Wise old football managers always told us "Never take any notice of the league table until November."
Well, that time has arrived. We are about one-quarter of the way through the season, long enough to show us who's hot and who's not in the English Premier League.
Some clubs might find a rich vein of form and a few others may nosedive as the season goes on, but here's my club-by-club verdict so far.
ARSENAL: Nobody's tip for the title, but five points clear with a new sense of belief and boasting the player of the season so far in Aaron Ramsey. There's no reason the stylish Gunners can not last the course, but an injury to Olivier Giroud or Laurent Koscielny might be costly.
ASTON VILLA: Scored shock wins over Arsenal and Manchester City yet are currently on a run of four games without scoring a single goal. Will be all right once Christian Benteke starts finding the net again, and he will.
CARDIFF CITY: A steady start undermined by the turmoil created by owner Vincent Tan and uncertainty over the future of excellent young boss Malky Mackay. Scoring is a problem, but pulled off a transfer coup by getting defender Steven Caulker from Spurs and might just have enough to survive.
CHELSEA: The Blues looked to be hitting ominously hot form until the mysterious no-show at Newcastle. But the squad is dripping with talent and the feeling persists that Jose Mourinho will get it right. Only one away win and a lack of goals from his strikers, though, will be a worry.
CRYSTAL PALACE: No top-flight team since Charlton in 1958 have lost seven successive games by at least two goals. Palace have. Whoever is the new manager will need to be able to turn water into wine.
EVERTON: The players are enjoying the coaching of new manager Roberto Martinez and it shows. Top six is possible if they keep Leighton Baines away from Manchester United in January. Youngster Ross Barkley should make England's World Cup plane.
FULHAM: Martin Jol has been walking a tightrope, and his unbalanced side do him few favours. They look a soft touch and might even have to consider the unthinkable -- dropping the gifted but lazy and erratic Dimitar Berbatov and going for a stronger work ethic.

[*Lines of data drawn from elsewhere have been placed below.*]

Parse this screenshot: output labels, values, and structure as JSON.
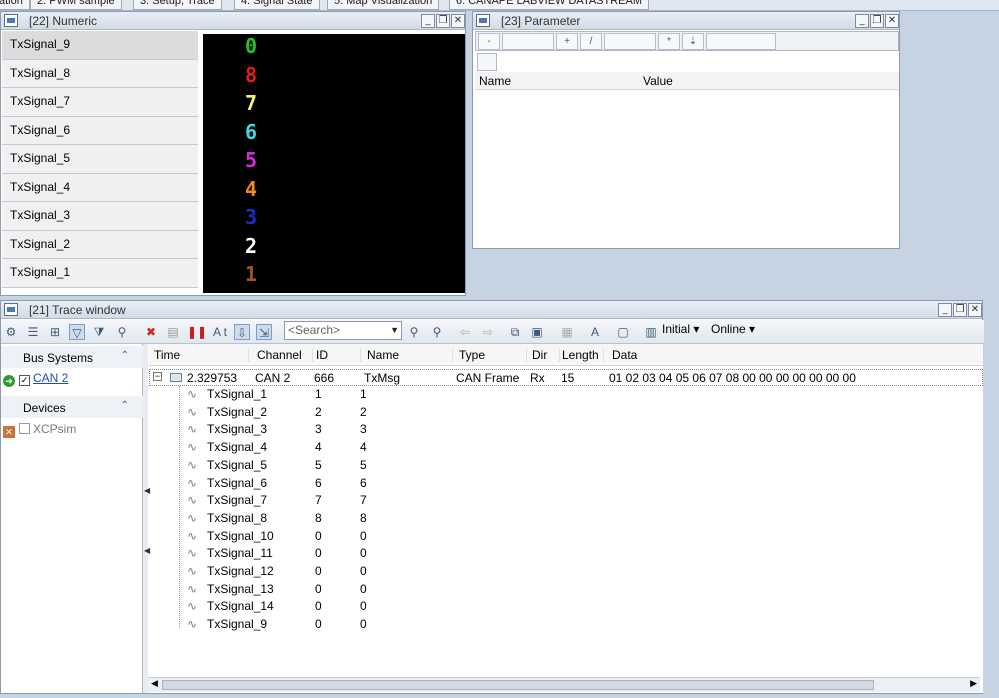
{
  "tabstrip": {
    "tabs": [
      {
        "label": "ation"
      },
      {
        "label": "2. PWM sample"
      },
      {
        "label": "3. Setup, Trace"
      },
      {
        "label": "4. Signal State"
      },
      {
        "label": "5. Map Visualization"
      },
      {
        "label": "6. CANAPE LABVIEW DATASTREAM"
      }
    ]
  },
  "numeric_window": {
    "title": "[22] Numeric",
    "signals": [
      {
        "name": "TxSignal_9",
        "value": "0",
        "color": "#22c422"
      },
      {
        "name": "TxSignal_8",
        "value": "8",
        "color": "#e21f1f"
      },
      {
        "name": "TxSignal_7",
        "value": "7",
        "color": "#f4f466"
      },
      {
        "name": "TxSignal_6",
        "value": "6",
        "color": "#3fd9e3"
      },
      {
        "name": "TxSignal_5",
        "value": "5",
        "color": "#d62ad6"
      },
      {
        "name": "TxSignal_4",
        "value": "4",
        "color": "#f08a1c"
      },
      {
        "name": "TxSignal_3",
        "value": "3",
        "color": "#1a2fc6"
      },
      {
        "name": "TxSignal_2",
        "value": "2",
        "color": "#ffffff"
      },
      {
        "name": "TxSignal_1",
        "value": "1",
        "color": "#a4531b"
      }
    ]
  },
  "parameter_window": {
    "title": "[23] Parameter",
    "columns": {
      "name": "Name",
      "value": "Value"
    }
  },
  "trace_window": {
    "title": "[21] Trace window",
    "search_placeholder": "<Search>",
    "initial_label": "Initial",
    "online_label": "Online",
    "bus_systems_label": "Bus Systems",
    "can_channel": "CAN 2",
    "devices_label": "Devices",
    "device": "XCPsim",
    "columns": {
      "time": "Time",
      "channel": "Channel",
      "id": "ID",
      "name": "Name",
      "type": "Type",
      "dir": "Dir",
      "length": "Length",
      "data": "Data"
    },
    "frame": {
      "time": "2.329753",
      "channel": "CAN 2",
      "id": "666",
      "name": "TxMsg",
      "type": "CAN Frame",
      "dir": "Rx",
      "length": "15",
      "data": "01  02  03  04  05  06  07  08  00  00  00  00  00  00  00"
    },
    "signals": [
      {
        "name": "TxSignal_1",
        "raw": "1",
        "phys": "1"
      },
      {
        "name": "TxSignal_2",
        "raw": "2",
        "phys": "2"
      },
      {
        "name": "TxSignal_3",
        "raw": "3",
        "phys": "3"
      },
      {
        "name": "TxSignal_4",
        "raw": "4",
        "phys": "4"
      },
      {
        "name": "TxSignal_5",
        "raw": "5",
        "phys": "5"
      },
      {
        "name": "TxSignal_6",
        "raw": "6",
        "phys": "6"
      },
      {
        "name": "TxSignal_7",
        "raw": "7",
        "phys": "7"
      },
      {
        "name": "TxSignal_8",
        "raw": "8",
        "phys": "8"
      },
      {
        "name": "TxSignal_10",
        "raw": "0",
        "phys": "0"
      },
      {
        "name": "TxSignal_11",
        "raw": "0",
        "phys": "0"
      },
      {
        "name": "TxSignal_12",
        "raw": "0",
        "phys": "0"
      },
      {
        "name": "TxSignal_13",
        "raw": "0",
        "phys": "0"
      },
      {
        "name": "TxSignal_14",
        "raw": "0",
        "phys": "0"
      },
      {
        "name": "TxSignal_9",
        "raw": "0",
        "phys": "0"
      }
    ]
  }
}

HULL CITY: A minor revelation. Steve Bruce pulled off a masterstroke in prising high-quality midfielders Tom Huddlestone and Jake Livermore from Spurs. They don't score many, but six clean sheets in all competitions tell you they are tough to beat and should stay up.
LIVERPOOL: The "SAS" strike force of Luis Suarez and Daniel Sturridge can win any match. But the bubble burst in a flat display at Arsenal. How the Reds respond to that setback in the next few games might shape their season. A three-man defence might not work in the bigger games.
MAN CITY: Took the right decision to take keeper Joe Hart out of the firing line and the team is currently in lethal form. If Sergio Aguero keeps scoring, all things are possible. But City also have a careless side and cannot afford too many more slips.
MAN UNITED: The players and David Moyes are getting to know each other better. But this is a transitional year and outside of Wayne Rooney and Robin van Persie, is the defence and midfield really good enough to mount a title charge? Expect at least one major signing in January.
NEWCASTLE UNITED: An erratic team capable of causing a shock when in the mood, as Chelsea discovered. No Englishman has scored for them since last December -- note: Paul Dummett is officially Welsh -- but the French internationals led by the classy Yohan Cabaye and Loic Remy give them easily enough quality to finish above halfway.
NORWICH CITY: The summer splash on new strikers has not come off so far with Ricky van Wolfswinkel, Johan Elmander and Gary Hooper struggling for goals. Might be a close-run thing for the Canaries.
SOUTHAMPTON: Their lofty position is no fluke. Even the top teams have struggled to cope with their high pressing game. Players like Adam Lallana, Luke Shaw, Jay Rodriguez and Nathaniel Clyne could soon be knocking on the England door.
STOKE CITY: Have gone eight games without a win as the team adapt from Tony Pulis' direct style and try to play a passing game for Mark Hughes. Better than results suggest but powder puff in attack.
SUNDERLAND: The volatile Paulo Di Canio had to go, but new boss Gus Poyet is left with 14 new signings he probably does not want. Simply do not look good enough despite a memorable derby win over Newcastle.
SWANSEA CITY: Signs that a hectic European schedule is hitting their league form, as witnessed by a meek effort in a massive game against local rivals Cardiff. Could be surprise strugglers despite the pleasing football.
TOTTENHAM: Handily placed with a hugely impressive defensive record, but six goals scored in open play in 10 matches is an alarming statistic. Can Andre Villas-Boas give some demanding fans style as well as substance?
WEST BROMWICH ALBION: Recovered from a sticky start to beat Manchester United at Old Trafford and hold Arsenal to a draw. Decent mix of silk and steel and will finish somewhere in mid-table.
WEST HAM: Need to get Andy Carroll back fit. Without him, the Hammers are often firing paper darts and playing without a recognised striker. Some resilient displays on the road are keeping heads above water.